But a change more marked and serious in its character has been taking place in female organization. Formerly all kinds of housework and domestic duties were performed by New England women. Before foreign help could be obtained, our young women were generally employed as domestics in families. It was customary for the more wealthy and many families of the middling class, where there were no daughters, to employ one or more domestics.
In many families all the house-work was done by the daughters and mother, without any imported help. It was considered becoming and praiseworthy for all females, of whatever age or family connections, to engage on hire in domestic service.

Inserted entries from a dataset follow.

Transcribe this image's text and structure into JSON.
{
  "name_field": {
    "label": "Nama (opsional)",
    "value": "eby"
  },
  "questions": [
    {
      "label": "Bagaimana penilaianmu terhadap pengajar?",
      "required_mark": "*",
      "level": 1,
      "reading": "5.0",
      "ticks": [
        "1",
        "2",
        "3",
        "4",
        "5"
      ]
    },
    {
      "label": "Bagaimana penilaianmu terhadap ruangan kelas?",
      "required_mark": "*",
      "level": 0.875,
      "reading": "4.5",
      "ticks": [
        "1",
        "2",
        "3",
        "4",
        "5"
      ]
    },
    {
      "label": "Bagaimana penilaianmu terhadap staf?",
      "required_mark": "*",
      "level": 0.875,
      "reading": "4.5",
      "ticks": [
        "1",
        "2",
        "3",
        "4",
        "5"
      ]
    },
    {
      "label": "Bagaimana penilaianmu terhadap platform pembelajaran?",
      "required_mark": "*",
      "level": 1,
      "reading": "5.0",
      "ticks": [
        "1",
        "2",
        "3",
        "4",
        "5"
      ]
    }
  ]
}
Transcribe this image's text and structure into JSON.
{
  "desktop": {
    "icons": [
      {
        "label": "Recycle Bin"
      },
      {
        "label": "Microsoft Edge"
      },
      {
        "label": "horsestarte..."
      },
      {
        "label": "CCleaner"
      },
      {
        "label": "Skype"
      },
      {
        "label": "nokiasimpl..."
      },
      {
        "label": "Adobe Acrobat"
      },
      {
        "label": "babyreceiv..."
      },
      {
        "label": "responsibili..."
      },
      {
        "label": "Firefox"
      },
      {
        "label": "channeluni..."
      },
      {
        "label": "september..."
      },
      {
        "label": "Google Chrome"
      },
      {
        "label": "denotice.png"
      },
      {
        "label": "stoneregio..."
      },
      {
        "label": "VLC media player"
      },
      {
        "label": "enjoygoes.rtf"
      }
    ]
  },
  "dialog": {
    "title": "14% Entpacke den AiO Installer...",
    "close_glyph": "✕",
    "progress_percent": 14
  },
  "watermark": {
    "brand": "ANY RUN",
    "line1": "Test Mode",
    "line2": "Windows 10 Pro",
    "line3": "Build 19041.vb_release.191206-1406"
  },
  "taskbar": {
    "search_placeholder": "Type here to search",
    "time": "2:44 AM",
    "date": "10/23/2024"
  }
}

All such employment was then considered respectable. Skill, fidelity, and success in domestic duties, were the best recommendations that any young woman could possess. Practice and public sentiment in these respects have entirely changed. Very few Yankee girls can now be persuaded at any price to engage in domestic labor. Such service is generally considered by them menial, and every kind of employment or business away from the kitchen and domestic hearth is preferred. In families where there are daughters, the hardest portion of the house-work is now performed by the mother or hired help. What are some of the effects of this change in domestic life? No kind of exercise in the world is so well calculated to develop all parts of the body in the female, and promote good health, as house-work. No study or employment whatever can fit the young girl so well for housekeeping as practical training in such duties.

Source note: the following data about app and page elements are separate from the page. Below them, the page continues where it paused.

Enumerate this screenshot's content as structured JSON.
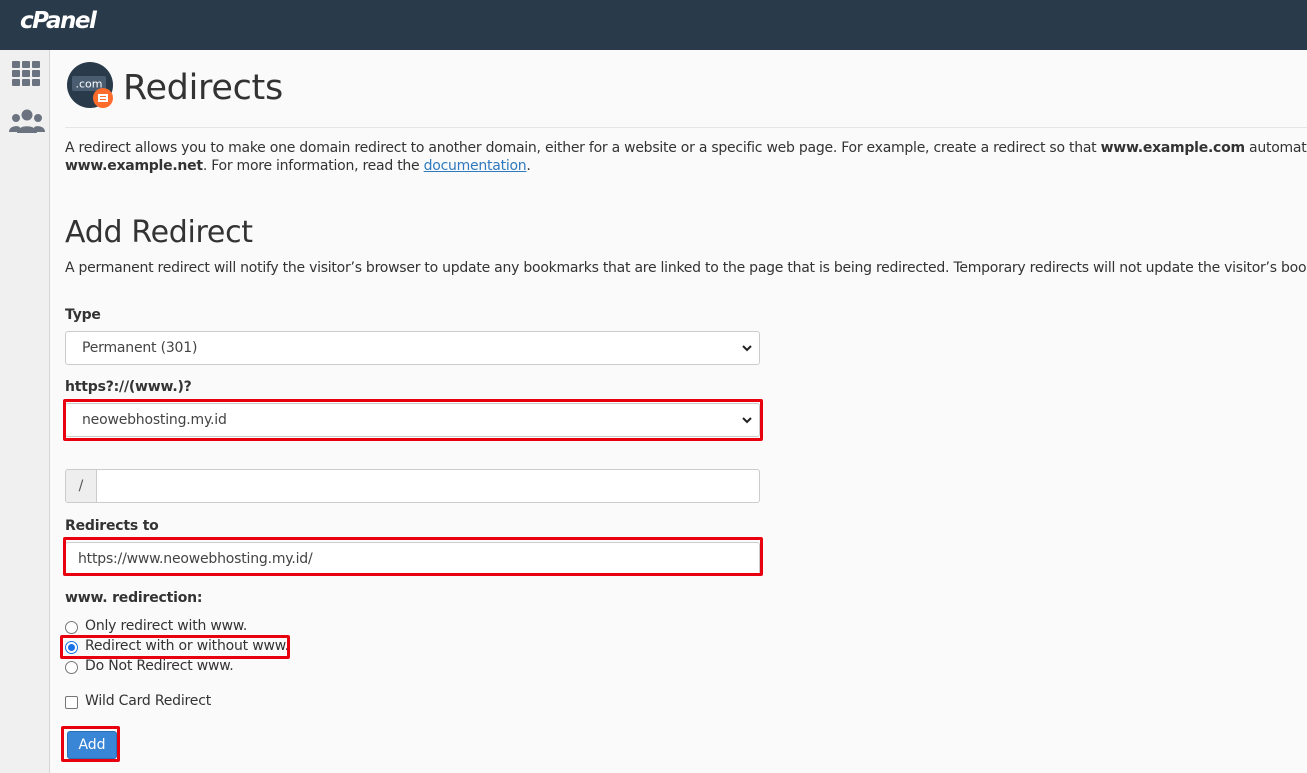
{
  "header": {
    "brand": "cPanel"
  },
  "sidebar": {
    "items": [
      {
        "icon": "grid-icon"
      },
      {
        "icon": "users-icon"
      }
    ]
  },
  "page": {
    "icon_text": ".com",
    "title": "Redirects",
    "intro": {
      "part1": "A redirect allows you to make one domain redirect to another domain, either for a website or a specific web page. For example, create a redirect so that ",
      "domain1": "www.example.com",
      "part2": " automatically redi",
      "domain2": "www.example.net",
      "part3": ". For more information, read the ",
      "link": "documentation",
      "part4": "."
    }
  },
  "form": {
    "section_title": "Add Redirect",
    "section_desc": "A permanent redirect will notify the visitor’s browser to update any bookmarks that are linked to the page that is being redirected. Temporary redirects will not update the visitor’s bookmarks.",
    "type_label": "Type",
    "type_value": "Permanent (301)",
    "domain_label": "https?://(www.)?",
    "domain_value": "neowebhosting.my.id",
    "path_prefix": "/",
    "path_value": "",
    "redirect_label": "Redirects to",
    "redirect_value": "https://www.neowebhosting.my.id/",
    "www_label": "www. redirection:",
    "www_options": [
      {
        "label": "Only redirect with www.",
        "checked": false
      },
      {
        "label": "Redirect with or without www.",
        "checked": true
      },
      {
        "label": "Do Not Redirect www.",
        "checked": false
      }
    ],
    "wildcard_label": "Wild Card Redirect",
    "wildcard_checked": false,
    "add_button": "Add"
  },
  "colors": {
    "topbar": "#293a4a",
    "highlight": "#e8000f",
    "button": "#3a86d6",
    "link": "#2f7abf"
  }
}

In this way home and the family are pretty sure to secure a strong attachment. By these means all parts of the body are harmoniously developed; a sound constitution, good health, and long life, are secured. Instead of educating the girl in accordance with the laws of her physical system, and training her for the great practical duties of the family, from the age of ten to eighteen she is kept at school nearly all the time, so that the brain and nerves are developed, at the expense of other organs. This partial and one-sided development of the body is increased and intensified in the female, by being thrown out of her natural sphere in domestic labor and family relation. Hence great multitudes of young women from fifteen to twenty-five have nothing to do, are everywhere seeking employment, and are constantly exposed to an excited or morbid state of feeling.
The ill-health of New England women is proverbial. It is less than half a century since it attracted public attention. A careful examination will show that its history and extent run almost parallel